• [YOUR GOAL]: Line by line, please look for the word "image" in the following records, then copy each line you find it in.
----
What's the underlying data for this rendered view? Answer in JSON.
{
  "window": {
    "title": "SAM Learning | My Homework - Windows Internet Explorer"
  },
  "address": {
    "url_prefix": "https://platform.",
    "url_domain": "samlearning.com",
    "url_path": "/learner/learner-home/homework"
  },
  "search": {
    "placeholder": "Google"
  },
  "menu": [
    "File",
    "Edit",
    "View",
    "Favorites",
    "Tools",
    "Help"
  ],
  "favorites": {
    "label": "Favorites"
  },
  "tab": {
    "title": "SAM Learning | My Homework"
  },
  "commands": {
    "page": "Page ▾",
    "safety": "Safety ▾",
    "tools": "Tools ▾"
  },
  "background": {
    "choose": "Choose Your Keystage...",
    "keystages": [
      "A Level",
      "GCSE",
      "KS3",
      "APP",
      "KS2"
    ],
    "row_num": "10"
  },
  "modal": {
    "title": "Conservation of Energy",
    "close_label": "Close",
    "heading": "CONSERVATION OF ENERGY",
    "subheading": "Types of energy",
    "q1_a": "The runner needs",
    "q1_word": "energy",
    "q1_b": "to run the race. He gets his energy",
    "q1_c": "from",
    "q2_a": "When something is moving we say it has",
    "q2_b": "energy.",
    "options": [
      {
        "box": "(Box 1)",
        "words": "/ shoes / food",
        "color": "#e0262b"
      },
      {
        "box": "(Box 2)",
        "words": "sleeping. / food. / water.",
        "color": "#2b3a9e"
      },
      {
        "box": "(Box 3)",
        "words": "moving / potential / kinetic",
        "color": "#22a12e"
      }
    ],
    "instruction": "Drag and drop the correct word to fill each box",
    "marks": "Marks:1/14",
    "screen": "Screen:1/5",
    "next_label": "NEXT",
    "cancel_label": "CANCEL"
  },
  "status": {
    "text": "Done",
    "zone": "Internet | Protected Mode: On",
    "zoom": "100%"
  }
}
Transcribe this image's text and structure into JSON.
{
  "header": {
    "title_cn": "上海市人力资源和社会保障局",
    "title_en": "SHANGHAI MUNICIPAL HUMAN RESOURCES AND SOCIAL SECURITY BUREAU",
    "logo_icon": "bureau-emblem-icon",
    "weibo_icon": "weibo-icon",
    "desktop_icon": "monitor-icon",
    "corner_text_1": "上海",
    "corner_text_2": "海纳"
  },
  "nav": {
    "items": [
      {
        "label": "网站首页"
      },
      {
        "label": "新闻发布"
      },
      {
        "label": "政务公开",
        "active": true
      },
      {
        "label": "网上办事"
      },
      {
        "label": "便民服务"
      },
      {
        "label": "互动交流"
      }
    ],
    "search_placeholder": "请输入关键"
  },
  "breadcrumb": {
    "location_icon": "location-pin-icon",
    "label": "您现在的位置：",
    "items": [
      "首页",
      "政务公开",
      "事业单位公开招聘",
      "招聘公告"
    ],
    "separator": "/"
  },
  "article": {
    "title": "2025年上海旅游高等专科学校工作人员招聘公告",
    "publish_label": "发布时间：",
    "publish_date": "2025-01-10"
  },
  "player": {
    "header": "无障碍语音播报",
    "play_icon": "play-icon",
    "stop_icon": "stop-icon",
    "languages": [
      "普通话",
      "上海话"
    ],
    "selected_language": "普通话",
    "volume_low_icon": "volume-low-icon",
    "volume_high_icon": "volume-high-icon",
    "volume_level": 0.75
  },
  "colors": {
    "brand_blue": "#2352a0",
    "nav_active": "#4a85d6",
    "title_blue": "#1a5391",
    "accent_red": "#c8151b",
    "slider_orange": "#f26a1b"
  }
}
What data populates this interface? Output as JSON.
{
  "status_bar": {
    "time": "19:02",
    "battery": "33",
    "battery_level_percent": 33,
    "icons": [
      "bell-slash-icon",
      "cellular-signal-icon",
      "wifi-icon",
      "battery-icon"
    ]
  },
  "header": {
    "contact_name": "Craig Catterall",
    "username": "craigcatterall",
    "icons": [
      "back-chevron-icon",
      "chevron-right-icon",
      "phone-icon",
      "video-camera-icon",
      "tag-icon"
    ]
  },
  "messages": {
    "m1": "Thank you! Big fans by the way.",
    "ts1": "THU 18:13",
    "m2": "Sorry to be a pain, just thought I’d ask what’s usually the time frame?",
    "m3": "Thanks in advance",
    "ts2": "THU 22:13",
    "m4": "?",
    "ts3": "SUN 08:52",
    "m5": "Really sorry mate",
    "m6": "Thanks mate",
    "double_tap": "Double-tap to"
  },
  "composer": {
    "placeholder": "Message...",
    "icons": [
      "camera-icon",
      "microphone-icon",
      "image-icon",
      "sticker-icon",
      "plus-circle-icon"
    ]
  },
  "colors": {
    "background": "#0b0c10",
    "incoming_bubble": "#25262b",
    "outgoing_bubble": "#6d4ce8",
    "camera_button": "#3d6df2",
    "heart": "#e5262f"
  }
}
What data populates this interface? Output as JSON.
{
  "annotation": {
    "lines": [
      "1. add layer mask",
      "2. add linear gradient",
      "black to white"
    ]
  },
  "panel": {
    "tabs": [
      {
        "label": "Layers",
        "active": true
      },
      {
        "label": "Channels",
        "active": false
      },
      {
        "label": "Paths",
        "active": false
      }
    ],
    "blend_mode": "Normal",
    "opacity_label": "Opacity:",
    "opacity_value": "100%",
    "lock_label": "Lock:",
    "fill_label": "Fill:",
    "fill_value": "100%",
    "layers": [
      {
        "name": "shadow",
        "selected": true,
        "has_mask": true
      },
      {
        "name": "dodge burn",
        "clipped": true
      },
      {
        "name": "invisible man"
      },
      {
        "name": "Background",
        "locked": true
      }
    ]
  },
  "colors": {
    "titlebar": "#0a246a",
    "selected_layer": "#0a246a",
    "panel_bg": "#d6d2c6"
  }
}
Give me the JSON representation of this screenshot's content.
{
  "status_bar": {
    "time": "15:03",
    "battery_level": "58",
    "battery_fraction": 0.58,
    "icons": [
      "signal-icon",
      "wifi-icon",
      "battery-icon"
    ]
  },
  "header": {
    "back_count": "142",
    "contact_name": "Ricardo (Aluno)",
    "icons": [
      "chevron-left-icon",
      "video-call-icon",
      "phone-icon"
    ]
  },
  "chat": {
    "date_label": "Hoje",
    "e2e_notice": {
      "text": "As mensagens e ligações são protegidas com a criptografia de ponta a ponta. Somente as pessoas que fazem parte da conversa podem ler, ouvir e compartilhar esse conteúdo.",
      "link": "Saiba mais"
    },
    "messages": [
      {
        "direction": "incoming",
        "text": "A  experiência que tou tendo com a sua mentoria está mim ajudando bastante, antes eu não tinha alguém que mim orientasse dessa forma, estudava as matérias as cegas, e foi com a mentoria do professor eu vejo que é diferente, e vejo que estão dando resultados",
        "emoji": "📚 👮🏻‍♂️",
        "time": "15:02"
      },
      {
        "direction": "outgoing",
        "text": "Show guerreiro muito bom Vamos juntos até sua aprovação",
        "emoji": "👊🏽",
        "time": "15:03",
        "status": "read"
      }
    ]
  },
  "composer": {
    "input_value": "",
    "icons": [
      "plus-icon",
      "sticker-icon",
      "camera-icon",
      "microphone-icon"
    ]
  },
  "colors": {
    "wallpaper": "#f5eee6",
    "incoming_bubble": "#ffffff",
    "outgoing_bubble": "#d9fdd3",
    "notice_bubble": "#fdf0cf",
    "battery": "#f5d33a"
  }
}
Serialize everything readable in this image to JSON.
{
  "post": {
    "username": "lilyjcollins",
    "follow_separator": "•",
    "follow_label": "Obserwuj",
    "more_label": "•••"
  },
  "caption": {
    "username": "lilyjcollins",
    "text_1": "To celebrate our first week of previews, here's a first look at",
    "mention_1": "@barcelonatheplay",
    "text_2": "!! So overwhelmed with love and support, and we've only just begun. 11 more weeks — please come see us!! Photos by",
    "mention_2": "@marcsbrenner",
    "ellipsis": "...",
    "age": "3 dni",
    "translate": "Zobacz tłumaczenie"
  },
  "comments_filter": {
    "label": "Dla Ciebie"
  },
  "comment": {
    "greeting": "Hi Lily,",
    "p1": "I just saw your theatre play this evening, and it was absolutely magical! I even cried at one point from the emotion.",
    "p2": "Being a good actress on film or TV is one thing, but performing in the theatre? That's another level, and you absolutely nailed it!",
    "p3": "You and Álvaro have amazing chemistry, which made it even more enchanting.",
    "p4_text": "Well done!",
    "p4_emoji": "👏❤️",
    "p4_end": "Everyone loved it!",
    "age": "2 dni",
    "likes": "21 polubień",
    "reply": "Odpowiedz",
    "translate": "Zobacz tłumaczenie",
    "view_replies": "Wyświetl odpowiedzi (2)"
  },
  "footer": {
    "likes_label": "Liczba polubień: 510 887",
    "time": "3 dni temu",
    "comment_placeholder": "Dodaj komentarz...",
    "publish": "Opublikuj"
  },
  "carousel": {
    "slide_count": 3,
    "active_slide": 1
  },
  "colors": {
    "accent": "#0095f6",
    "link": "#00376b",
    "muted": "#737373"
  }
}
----
• [RESULT FOR THIS TASK]:
Transcribe this image's text and structure into JSON.
      "image-icon",
Serialize everything readable in this image to JSON.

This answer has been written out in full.